▸ **PROBLEM TO WORK ON**: Scan the data. Collect each line that contains the word "title".

─── DATA SUPPLIED

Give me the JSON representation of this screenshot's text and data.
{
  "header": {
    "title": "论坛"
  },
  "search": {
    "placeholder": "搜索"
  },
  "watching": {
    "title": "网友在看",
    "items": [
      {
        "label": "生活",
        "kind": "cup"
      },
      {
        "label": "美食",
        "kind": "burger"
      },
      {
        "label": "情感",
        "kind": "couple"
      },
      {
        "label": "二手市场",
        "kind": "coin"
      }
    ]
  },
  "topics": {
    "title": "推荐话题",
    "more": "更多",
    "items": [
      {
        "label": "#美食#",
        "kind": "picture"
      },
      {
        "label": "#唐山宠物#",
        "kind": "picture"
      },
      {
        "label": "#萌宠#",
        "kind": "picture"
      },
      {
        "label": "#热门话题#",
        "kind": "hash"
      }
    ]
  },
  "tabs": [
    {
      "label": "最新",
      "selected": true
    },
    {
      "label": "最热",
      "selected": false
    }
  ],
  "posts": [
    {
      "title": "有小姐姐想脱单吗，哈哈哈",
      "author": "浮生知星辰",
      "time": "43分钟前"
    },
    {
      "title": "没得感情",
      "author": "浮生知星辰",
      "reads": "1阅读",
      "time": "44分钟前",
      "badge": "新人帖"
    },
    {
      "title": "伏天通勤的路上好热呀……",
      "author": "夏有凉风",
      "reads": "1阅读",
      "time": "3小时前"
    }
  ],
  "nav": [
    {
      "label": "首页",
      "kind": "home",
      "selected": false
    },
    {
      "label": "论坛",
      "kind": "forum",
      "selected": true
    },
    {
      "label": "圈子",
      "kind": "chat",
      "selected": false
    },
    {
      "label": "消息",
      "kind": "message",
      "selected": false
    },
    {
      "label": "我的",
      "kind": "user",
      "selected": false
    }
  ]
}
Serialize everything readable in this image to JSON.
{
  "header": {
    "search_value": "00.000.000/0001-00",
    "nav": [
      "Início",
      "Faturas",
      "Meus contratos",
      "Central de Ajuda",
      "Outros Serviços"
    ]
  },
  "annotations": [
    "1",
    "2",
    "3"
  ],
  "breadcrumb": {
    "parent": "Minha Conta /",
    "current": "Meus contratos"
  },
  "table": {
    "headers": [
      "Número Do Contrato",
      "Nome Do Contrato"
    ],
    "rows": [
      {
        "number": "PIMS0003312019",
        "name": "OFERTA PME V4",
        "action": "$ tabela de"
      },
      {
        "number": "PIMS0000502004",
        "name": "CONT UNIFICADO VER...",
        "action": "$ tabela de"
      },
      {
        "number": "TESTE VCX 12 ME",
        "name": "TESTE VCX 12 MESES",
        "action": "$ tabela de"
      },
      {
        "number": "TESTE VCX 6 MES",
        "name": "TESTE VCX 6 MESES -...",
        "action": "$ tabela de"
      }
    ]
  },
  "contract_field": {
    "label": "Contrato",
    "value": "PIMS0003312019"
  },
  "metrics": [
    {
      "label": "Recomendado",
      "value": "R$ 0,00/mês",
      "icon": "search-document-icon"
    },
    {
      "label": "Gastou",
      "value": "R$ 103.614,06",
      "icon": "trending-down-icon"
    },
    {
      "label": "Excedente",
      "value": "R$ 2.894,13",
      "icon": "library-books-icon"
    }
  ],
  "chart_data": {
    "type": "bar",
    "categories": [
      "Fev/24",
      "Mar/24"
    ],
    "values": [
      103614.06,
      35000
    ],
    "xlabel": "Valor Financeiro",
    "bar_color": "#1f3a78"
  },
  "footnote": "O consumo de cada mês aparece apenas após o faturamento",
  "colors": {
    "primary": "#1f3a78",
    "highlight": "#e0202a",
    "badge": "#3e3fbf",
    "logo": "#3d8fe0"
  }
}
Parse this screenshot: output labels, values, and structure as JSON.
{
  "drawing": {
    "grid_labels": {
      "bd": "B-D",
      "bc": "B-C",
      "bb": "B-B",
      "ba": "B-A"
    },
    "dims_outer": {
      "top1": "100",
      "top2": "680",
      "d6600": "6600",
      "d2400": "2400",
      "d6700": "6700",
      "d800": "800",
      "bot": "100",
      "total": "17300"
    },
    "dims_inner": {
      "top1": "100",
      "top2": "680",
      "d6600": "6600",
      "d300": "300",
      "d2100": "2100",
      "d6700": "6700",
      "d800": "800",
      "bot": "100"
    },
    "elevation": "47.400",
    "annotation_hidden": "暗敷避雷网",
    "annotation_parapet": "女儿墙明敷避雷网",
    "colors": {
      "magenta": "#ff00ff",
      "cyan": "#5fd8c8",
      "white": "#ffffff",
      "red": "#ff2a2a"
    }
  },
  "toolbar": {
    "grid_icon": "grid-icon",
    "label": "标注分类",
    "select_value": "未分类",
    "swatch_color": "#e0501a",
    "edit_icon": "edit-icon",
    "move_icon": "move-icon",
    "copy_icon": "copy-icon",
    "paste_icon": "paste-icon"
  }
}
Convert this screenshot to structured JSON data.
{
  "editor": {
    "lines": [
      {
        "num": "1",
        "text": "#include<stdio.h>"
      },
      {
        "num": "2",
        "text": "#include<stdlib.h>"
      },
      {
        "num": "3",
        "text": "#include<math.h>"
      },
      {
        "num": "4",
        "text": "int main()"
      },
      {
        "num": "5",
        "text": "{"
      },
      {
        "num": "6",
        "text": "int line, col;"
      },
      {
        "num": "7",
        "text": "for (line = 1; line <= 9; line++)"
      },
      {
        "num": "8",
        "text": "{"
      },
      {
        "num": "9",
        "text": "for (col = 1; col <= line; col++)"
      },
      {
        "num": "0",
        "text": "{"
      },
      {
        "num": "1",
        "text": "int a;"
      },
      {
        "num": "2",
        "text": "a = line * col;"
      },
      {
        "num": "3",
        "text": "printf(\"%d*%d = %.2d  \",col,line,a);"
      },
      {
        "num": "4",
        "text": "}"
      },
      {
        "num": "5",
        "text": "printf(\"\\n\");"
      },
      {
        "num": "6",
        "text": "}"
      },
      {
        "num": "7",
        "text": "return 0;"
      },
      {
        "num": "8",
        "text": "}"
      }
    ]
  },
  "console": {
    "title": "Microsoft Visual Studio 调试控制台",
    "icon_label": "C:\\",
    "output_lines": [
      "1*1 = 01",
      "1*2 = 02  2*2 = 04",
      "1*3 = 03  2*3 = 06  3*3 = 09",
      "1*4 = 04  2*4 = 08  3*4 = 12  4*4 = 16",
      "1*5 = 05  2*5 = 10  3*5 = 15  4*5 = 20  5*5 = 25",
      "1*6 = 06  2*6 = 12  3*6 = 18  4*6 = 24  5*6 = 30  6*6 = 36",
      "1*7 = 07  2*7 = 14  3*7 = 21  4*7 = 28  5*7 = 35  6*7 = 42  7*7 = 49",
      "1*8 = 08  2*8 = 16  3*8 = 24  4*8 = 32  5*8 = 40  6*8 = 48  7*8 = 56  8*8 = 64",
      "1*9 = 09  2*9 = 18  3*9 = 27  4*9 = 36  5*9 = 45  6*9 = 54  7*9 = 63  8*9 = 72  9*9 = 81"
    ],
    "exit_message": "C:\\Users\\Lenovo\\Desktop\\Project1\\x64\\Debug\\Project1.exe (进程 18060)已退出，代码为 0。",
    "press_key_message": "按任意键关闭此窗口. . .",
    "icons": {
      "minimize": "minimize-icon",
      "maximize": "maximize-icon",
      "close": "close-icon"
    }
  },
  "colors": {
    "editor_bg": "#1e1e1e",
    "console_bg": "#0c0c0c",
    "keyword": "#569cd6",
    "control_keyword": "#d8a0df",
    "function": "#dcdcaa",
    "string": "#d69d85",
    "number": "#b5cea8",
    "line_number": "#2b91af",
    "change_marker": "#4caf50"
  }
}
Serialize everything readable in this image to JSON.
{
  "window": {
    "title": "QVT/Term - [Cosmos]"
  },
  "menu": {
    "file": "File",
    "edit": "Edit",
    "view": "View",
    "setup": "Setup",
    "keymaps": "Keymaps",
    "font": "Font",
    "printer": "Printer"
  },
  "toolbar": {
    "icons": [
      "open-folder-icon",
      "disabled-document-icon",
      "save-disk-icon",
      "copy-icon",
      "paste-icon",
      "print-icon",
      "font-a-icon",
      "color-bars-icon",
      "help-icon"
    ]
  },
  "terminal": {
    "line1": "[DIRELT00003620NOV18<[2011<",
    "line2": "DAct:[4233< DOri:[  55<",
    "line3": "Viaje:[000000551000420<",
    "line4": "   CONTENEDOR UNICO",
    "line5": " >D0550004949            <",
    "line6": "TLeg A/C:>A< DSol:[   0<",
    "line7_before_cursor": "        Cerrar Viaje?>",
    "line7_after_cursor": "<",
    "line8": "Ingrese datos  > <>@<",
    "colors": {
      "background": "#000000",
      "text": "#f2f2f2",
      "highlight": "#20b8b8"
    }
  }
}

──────

▸ **RESULT**:
    "title": "论坛"
    "title": "网友在看",
    "title": "推荐话题",
      "title": "有小姐姐想脱单吗，哈哈哈",
      "title": "没得感情",
      "title": "伏天通勤的路上好热呀……",
    "title": "Microsoft Visual Studio 调试控制台",
    "title": "QVT/Term - [Cosmos]"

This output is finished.